A: I have three books coming out between now and the end ofthe year: WINDFALL, a dark fantasy prequel to THE KEEPER OF THEWIND and the premier novel in The WindTales Trilogy, is comingout in September; IN THE TEETH OF THE WIND, a psychologicalthriller, will be out in October; IN THE HEART OF THE WIND, athriller, will be coming out in November. In January,WINDCHANCE, Book Two of the WindTales Trilogy, is due out. Ihave fans clamoring for sequels to both BLOODWIND, thesci-fi/futuristic romance, and NIGHTWIND, my erotic horrorromance, the number one and number two bestsellers at Dark StarPublications (formerly Twilight Times Books). I hope to start onthe sequel to BLOODWIND this coming weekend. I also have avampire western and another horror novel planned for late nextyear. There are also the other eight novels in the WindLegendsSaga which are written and ready for publication. I am receivingfan mail every day begging for these novels.
Q: What has the Internet meant for you as an author?
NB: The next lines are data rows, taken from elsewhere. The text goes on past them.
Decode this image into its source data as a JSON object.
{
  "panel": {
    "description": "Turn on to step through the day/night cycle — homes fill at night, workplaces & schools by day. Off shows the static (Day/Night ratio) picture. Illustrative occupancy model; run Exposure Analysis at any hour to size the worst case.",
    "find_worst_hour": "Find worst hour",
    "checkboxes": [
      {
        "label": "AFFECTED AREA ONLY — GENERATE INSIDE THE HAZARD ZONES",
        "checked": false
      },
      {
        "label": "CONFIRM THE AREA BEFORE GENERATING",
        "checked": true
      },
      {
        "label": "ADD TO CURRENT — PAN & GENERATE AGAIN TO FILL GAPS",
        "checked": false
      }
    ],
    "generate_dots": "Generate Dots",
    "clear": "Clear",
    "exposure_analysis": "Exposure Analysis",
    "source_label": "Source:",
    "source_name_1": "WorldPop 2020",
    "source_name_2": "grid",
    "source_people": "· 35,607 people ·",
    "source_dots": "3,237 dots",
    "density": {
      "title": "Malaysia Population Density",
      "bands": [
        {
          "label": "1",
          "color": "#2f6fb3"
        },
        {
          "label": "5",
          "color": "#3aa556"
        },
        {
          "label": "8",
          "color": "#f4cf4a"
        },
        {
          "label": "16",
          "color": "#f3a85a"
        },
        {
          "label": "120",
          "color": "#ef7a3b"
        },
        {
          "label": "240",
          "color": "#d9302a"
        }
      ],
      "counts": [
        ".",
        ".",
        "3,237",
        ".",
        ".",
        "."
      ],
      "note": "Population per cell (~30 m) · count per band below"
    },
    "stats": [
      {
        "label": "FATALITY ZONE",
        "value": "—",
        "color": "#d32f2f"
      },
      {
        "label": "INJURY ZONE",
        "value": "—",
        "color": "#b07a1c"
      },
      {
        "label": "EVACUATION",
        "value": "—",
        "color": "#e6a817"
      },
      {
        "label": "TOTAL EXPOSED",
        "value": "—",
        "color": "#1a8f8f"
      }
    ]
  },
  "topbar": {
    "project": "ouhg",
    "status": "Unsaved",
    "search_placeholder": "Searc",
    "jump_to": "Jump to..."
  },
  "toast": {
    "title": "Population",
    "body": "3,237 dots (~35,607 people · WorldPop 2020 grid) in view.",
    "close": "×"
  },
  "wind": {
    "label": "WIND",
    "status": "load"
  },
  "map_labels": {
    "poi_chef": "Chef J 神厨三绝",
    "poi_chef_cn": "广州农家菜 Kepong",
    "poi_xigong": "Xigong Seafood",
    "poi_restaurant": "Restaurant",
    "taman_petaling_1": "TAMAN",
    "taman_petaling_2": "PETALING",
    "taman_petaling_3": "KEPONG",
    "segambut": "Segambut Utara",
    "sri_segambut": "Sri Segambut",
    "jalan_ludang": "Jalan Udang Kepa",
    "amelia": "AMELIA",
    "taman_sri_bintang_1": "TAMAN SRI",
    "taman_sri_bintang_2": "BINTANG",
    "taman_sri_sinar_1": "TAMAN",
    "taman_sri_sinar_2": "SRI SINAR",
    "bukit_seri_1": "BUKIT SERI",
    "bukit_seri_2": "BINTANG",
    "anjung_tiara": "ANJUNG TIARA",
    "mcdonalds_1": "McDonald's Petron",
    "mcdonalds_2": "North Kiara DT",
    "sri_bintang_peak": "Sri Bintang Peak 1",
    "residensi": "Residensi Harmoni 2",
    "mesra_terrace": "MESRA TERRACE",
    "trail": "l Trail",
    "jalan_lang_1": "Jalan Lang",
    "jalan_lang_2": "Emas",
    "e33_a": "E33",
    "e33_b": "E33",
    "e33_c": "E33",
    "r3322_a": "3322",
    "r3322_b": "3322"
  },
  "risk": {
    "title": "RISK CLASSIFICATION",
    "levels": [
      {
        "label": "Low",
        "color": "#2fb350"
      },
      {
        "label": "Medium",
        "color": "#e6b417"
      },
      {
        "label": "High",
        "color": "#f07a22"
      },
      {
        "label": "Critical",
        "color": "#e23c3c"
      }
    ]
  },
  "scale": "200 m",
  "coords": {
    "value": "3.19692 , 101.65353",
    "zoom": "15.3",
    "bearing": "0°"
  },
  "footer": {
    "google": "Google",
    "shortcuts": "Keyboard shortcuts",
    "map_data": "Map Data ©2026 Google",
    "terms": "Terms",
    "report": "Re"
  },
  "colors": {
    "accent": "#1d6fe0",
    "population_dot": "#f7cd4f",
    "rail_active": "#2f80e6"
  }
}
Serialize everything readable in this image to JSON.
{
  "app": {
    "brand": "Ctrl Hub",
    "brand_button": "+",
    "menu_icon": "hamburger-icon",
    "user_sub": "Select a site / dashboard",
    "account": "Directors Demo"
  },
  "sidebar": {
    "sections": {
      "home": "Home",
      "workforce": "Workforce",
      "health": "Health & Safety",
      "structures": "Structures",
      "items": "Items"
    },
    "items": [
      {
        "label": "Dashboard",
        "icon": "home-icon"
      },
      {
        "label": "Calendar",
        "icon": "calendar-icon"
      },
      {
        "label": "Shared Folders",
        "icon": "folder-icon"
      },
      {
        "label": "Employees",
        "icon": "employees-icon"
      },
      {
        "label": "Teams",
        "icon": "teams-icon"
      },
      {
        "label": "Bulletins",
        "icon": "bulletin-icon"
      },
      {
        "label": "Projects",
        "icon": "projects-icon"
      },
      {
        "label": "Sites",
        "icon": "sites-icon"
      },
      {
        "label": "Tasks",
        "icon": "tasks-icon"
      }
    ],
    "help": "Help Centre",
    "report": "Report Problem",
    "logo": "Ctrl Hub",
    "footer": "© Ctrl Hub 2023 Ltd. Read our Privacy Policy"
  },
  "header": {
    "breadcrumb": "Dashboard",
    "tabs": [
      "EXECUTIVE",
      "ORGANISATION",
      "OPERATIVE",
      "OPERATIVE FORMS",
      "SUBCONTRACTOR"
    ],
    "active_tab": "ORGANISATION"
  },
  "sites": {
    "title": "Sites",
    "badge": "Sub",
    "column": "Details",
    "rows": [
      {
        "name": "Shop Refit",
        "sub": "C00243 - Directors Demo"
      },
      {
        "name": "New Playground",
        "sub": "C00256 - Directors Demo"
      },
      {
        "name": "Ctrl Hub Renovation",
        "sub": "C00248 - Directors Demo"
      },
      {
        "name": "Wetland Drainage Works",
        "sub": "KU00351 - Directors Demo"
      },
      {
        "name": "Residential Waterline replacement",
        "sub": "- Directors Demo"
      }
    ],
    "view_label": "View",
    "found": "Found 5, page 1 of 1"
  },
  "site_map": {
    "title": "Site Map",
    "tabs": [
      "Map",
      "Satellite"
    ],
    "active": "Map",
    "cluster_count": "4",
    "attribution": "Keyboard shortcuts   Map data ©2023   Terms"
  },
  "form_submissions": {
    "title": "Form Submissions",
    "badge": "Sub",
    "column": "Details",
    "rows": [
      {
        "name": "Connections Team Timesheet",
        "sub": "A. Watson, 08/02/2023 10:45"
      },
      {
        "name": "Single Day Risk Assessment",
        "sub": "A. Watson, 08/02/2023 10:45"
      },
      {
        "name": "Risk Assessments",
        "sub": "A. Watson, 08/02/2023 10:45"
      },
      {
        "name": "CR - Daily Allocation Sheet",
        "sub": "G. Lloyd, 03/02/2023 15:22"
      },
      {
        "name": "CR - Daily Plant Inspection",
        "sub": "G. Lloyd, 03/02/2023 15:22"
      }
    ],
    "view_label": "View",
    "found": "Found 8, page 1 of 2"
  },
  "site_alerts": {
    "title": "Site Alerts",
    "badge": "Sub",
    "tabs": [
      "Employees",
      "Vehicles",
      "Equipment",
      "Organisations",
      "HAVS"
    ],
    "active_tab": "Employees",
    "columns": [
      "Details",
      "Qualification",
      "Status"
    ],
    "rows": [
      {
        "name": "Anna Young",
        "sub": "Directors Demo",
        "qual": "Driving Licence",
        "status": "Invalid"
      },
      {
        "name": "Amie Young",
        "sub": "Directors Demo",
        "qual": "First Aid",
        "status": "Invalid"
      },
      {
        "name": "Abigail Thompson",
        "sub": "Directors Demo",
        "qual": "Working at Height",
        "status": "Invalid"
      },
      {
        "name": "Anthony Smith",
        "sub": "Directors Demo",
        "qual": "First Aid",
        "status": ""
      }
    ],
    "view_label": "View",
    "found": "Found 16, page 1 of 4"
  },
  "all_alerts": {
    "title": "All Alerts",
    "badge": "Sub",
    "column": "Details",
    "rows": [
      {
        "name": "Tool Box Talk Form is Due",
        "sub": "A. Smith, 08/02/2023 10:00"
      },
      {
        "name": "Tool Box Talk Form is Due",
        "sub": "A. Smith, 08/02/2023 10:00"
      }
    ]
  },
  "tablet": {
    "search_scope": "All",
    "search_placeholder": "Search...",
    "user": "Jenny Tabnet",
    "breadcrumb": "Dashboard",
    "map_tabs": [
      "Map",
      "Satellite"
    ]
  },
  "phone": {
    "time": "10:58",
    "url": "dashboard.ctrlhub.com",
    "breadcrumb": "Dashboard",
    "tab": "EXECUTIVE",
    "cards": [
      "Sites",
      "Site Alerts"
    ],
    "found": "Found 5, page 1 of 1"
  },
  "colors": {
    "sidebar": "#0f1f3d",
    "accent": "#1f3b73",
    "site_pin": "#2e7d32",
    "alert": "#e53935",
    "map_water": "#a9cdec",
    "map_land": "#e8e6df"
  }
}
A: It has made me as an author! I have spent countless hoursin front of the monitor visiting speculative fiction and romancesites, introducing myself and getting to know the webmastersof these wonderful sites. I have visited message boards andleft my name in guestbooks all over the world. I have joinedemail lists and done chats, interviews and articles for numerouswebsites. I have developed my own webpage that has receivedmany, many wonderful compliments. At the present time, Iívehad over 2500 hits since I put my new counter on the websiteMay 1. Before that, I had nearly 3000. Just from beingconnected to the WWW, I have been introduced to readers who wouldnot have known of me otherwise. One of my novels was serializedbefore being sold to DLSIJ Press and I had hundreds of readersemail me begging for the continuation of the series and a sequel.All in all, the Internet was a godsend without which I would notbe speaking to you now. I can only encourage other writers tomake use of this wonderful medium to get their voice out therefor others to hear.